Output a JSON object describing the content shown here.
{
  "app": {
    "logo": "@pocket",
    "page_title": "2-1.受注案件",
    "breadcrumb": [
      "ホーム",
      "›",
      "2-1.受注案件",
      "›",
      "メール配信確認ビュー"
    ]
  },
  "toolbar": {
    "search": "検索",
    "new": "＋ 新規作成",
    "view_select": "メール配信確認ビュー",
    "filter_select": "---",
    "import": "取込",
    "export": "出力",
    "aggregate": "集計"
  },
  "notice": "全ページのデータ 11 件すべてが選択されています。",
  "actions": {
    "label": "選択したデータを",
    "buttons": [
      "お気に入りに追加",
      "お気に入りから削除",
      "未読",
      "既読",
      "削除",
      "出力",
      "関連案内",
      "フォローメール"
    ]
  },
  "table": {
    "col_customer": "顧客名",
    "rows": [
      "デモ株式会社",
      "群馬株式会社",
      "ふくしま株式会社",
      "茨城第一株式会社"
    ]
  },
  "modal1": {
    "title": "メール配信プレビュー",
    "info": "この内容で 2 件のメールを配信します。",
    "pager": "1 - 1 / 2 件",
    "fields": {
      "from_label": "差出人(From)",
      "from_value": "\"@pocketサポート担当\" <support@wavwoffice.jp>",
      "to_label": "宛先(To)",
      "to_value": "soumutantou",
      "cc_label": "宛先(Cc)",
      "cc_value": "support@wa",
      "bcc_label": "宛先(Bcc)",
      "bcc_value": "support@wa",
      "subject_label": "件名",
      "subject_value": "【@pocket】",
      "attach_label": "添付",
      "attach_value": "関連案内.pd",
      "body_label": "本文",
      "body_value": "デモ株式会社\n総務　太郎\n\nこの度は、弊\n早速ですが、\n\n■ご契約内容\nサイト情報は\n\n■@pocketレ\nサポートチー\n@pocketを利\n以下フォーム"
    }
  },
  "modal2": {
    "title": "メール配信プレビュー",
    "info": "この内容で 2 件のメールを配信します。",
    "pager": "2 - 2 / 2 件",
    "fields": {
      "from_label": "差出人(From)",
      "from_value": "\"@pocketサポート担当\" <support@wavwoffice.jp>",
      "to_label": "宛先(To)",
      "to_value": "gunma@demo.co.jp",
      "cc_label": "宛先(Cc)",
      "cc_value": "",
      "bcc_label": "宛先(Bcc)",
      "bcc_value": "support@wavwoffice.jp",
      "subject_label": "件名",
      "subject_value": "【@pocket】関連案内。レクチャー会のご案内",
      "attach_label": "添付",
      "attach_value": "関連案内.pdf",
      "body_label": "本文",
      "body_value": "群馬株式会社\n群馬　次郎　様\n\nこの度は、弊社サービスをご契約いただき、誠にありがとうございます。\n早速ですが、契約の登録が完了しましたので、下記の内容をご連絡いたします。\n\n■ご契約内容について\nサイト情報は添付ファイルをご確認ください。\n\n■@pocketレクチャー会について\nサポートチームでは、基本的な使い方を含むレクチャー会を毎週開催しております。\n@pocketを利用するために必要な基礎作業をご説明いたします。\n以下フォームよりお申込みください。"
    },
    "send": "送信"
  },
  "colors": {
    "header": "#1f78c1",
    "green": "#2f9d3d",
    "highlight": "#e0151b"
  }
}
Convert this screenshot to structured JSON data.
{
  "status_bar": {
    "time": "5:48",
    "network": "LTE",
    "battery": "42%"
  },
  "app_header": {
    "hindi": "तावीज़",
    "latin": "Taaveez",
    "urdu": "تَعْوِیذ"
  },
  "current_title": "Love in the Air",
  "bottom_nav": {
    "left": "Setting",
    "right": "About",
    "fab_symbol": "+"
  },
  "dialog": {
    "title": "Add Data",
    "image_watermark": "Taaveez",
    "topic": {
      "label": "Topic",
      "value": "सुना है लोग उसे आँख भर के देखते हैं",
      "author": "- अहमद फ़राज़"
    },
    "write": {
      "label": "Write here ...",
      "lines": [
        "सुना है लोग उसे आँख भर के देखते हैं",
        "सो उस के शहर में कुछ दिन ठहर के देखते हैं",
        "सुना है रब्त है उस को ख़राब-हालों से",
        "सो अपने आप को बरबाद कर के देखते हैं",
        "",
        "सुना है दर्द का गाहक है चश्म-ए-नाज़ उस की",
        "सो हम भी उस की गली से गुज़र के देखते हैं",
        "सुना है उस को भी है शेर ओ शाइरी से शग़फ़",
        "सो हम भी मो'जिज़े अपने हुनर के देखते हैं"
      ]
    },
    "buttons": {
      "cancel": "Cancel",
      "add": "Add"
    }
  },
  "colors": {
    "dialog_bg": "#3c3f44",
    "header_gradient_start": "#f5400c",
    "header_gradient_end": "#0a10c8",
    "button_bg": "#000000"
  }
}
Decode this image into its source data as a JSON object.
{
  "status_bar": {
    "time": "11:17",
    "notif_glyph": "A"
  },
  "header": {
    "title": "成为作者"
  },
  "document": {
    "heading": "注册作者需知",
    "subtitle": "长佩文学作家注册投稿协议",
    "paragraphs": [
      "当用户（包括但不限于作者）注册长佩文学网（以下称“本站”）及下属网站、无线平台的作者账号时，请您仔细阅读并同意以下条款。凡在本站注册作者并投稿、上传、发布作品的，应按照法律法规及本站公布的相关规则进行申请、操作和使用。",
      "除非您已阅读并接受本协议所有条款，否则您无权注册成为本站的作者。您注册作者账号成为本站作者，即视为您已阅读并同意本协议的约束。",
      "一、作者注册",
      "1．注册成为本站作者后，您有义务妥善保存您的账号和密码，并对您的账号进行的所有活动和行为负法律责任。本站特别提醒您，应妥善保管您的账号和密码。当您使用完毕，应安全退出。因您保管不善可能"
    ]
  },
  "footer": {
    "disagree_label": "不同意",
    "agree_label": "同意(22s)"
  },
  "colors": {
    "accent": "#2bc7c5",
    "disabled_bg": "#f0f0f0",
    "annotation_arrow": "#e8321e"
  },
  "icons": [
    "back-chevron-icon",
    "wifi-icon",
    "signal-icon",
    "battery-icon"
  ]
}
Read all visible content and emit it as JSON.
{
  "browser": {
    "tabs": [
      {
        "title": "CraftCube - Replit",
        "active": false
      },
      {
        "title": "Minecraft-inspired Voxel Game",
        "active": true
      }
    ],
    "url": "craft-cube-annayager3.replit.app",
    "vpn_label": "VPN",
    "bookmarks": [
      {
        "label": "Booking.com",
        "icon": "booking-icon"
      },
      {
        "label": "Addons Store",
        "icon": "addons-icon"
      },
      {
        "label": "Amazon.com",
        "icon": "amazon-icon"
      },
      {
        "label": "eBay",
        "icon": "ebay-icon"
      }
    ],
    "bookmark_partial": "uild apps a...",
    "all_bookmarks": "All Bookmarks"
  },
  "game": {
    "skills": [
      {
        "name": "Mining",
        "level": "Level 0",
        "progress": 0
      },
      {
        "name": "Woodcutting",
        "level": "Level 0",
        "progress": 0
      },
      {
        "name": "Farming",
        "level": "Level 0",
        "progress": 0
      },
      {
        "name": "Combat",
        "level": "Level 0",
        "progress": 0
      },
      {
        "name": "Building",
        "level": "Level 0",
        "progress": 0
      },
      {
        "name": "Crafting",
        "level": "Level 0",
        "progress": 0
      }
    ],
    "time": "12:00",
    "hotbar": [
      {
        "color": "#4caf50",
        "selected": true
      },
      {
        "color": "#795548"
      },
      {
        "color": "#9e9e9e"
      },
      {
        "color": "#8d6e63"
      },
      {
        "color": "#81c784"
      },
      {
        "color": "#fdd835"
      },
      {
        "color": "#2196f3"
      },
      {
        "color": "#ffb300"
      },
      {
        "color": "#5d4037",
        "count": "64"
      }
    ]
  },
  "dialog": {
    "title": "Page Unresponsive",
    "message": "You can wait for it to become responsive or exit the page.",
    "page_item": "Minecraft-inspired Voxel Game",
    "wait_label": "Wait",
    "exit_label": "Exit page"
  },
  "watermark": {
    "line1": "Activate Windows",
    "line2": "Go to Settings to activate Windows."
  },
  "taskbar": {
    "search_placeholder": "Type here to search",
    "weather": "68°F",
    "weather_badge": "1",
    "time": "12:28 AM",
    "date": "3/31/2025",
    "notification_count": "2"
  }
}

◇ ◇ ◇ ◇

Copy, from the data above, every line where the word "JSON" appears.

Output a JSON object describing the content shown here.
Convert this screenshot to structured JSON data.
Decode this image into its source data as a JSON object.
Read all visible content and emit it as JSON.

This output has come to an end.